I am about to add curve drawing to the Linkage program. The curves will be compound curves, or whatever you would call a chain of elements that can be lines, arcs, or Bezier curves. To start work on this, the first thing I did was remind myself how to draw a cubic Bezier curve that has four control points.

The geometric constructions page shown above is where I’ve done a few different experiments written in JavaScript. All of these use a framework I built for the page that makes some of the work fairly simple.

A cubic Bezier curve uses four control points. Although they are all used mathematically in the same manner, the first and last points end up also being the start and end of the curve and the other two points are never reached by the curve. Watching the animation on the page shown above makes it clear what is happening but I’ll describe it anyhow: To find any point on the curve defined by a number between 0.0 and 1.0 that represents its distance along the curve (1.0 being 100% along the curve), lines are created, mathematically or just in one’s imagination, between the first and second, second and third, and third and fourth points. Call these points A, B, and C. My code creates actual line objects so they can be drawn. Then a point is calculated along each line using that same distance number between 0.0 and 1.0. Lines are then created (in my code for drawing and to keep track of the end points easily) from points A to B and B to C. One last line is created and the point along it is calculated. That last point is the point on the curve as specified by the number between 0.0 and 1.0. To draw the curve, the code runs in a loop and steps through number from 0.0 to 1.0 to draw line segments between those points. The more steps there are, the smaller the segments and the smoother the curve. Optimized drawing code would figure out the number of steps based on the expected length of the segments to get the best looking curve without drawing extra segments.

It’s a lot to describe in text but it’s fairly easy to implement. In fact, al of the code I’ve written so far has been fairly simple.

To compute the point along the curve, it is better to use a little math and not actually create lines, real or imaginary. The code above draws the Bezier curve on my test page. I got the point calculation from somewhere on the internet – it is fairly common and seems to be the most optimal way to get the point along the curve. If you try downloading the code from my test page, you will see that I also create the lines and points so I can draw all of them for the construction animation.

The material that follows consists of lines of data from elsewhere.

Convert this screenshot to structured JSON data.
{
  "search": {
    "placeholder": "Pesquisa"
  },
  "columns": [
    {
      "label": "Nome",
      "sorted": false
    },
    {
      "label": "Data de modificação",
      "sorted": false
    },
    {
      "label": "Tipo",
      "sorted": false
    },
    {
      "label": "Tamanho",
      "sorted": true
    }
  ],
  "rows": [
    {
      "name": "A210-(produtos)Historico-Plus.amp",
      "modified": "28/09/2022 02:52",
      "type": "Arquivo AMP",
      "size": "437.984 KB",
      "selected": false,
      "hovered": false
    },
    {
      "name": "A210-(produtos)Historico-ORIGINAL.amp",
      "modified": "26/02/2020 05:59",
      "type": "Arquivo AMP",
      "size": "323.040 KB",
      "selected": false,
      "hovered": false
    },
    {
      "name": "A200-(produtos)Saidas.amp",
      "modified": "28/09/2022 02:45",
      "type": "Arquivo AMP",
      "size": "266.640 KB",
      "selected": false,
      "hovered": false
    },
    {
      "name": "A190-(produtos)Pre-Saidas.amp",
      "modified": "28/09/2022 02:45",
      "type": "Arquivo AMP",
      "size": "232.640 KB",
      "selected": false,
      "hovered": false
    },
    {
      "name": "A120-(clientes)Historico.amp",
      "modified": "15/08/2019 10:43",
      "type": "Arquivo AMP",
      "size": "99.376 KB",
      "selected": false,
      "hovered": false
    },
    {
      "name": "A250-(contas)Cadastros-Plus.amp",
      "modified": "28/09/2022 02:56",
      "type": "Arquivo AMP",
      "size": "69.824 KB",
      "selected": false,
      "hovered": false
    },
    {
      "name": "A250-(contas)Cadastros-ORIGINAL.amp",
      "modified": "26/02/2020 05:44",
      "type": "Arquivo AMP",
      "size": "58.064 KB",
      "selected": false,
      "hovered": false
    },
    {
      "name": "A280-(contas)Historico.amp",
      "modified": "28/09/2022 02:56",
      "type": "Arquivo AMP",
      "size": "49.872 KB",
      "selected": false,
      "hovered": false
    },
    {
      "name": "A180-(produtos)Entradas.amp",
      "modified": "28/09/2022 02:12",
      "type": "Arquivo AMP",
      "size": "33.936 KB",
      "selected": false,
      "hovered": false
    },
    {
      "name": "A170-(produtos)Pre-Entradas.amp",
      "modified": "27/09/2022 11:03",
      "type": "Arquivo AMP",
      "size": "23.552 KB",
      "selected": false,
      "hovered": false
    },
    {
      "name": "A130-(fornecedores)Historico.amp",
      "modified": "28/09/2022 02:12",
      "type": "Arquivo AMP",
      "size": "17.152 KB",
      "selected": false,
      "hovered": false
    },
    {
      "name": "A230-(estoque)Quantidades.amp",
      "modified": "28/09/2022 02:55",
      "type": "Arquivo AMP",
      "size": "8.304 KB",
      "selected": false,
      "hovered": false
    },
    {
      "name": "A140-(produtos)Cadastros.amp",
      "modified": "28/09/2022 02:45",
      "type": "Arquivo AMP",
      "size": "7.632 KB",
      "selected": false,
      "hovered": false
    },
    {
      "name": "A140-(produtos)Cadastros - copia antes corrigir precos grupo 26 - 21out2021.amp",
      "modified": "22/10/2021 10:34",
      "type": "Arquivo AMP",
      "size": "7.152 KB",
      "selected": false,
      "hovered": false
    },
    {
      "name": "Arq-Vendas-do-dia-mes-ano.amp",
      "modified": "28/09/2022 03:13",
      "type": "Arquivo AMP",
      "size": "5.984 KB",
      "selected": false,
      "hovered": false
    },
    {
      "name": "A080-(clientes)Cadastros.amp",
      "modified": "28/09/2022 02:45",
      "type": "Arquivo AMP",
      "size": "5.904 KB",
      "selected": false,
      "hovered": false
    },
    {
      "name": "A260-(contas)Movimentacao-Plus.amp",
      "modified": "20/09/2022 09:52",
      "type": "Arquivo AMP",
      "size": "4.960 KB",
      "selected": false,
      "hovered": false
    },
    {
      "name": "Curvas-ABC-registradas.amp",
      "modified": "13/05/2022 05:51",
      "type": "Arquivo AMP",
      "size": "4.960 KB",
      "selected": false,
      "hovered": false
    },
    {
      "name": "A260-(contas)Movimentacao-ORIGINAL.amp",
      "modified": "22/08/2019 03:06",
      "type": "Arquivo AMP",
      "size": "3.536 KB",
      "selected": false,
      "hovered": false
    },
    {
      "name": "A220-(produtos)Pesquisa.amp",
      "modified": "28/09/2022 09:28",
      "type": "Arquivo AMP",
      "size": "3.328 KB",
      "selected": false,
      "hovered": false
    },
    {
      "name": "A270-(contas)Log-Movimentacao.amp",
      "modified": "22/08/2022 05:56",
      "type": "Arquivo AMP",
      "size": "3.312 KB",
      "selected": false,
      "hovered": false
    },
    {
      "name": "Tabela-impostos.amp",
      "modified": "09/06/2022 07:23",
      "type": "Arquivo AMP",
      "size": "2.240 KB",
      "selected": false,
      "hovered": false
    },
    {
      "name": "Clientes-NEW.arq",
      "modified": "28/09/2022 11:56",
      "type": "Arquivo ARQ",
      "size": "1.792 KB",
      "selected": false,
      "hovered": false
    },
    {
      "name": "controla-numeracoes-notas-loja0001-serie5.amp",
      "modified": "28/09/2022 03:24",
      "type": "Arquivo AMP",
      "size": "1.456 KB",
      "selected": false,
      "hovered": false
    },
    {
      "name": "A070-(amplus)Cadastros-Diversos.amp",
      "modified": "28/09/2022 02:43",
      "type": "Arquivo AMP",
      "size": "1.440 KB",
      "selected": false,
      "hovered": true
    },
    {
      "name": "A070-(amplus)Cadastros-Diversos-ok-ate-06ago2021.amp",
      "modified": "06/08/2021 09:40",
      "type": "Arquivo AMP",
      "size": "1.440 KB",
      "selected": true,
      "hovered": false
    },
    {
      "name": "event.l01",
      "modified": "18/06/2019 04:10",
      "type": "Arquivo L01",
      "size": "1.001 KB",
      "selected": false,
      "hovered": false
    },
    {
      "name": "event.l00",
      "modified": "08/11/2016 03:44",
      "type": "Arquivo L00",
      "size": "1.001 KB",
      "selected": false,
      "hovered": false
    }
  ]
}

The method of finding the closest point on the curve to some other point is purely iterative without any interesting math at all. There is supposed to be something more optimal available somewhere but I dread having to implement code to deal with Sturm’s theorem. My method simply divides the curve a small set of points and checks to see which point is closest to the test point. The code then takes the closest point and divides a section of curve around that point (half way to the point before and after it) into points. Those are all tested and the same thing happens again. I do this a few times to get fairly accurate results. When I implement this in C++ in the Linkage program, I’ll do some performance testing using a profiler and increase or decrease the level of accuracy of the algorithm as need to keep the program running smoothly.

If you are paying attention and have some idea of how the code is working right now, you may notice that the points along the curve that are tested might be far enough apart to cause errors in some situations. The easiest situation to reproduce an error is when the curve crosses itself. In that case, there is always a point that will be fond closest to the wrong point not eh curve.

In the picture above, you can see that the red circle on the curve is not the closest point on the curve to the black dot connected to it with a green line. The happened because the points along the closer section of curve are still far away from the test point and don’t get picked because they are not as close as the point on the further away section. here’s a better picture that I hacked together to show what I mean. The points along the curve being tested are drawn as bigger redder dots.

If those weird red dots I draw in there were the test points on the curve, it’s pretty clear that the picked location on the curve is closer than any of the other red dots. Of course, I draw this a little clumsily but the point should be obvious, that more points need to be calculated to reduce the possibility of this error. Also, if you are just hit testing to see if the user clicked on the curve, even a low number of point like this works perfectly fine and the error has no effect on the test. After all, if you are close enough to have clicked on the curve, it doesn’t matter which part of the curve the code thinks you clicked on.

The next step is to do a calculation of the intersection of a bezier curve and a circle. this will be required if I use these curves as paths for sliding connections. This algorithm should work fine when modified to find a point on the curve because no sane person will make a path that passes over itself like this. The algorithm will get modified to keep track of two points along the curve, one after another, and detect when a line between them could cross the radius of the circle. I will need to keep track of up to three such crossing since that is the maximum number that a cubic Bezier could cross the circle, if I remember correctly. For each crossing, the code will step through the section of curve that crossed and find a small section that crosses. After a few iterations of this, a simple line to circle intersection will get used to find the very closest point of crossing. I may post an update to this post or post again when that is working on the test page.

And finally, the Linkage program will support a compound curve like in CorelDraw where multiple line segments, Bezier curves, and maybe even arcs, are all chain able by having them share control points. I especially want to allow for arcs or some sort of chamfer or fillet feature so it’s easy to just pick a node or control point and have the code create an arc with a given radius visually. I’m not sure what all of those options should be.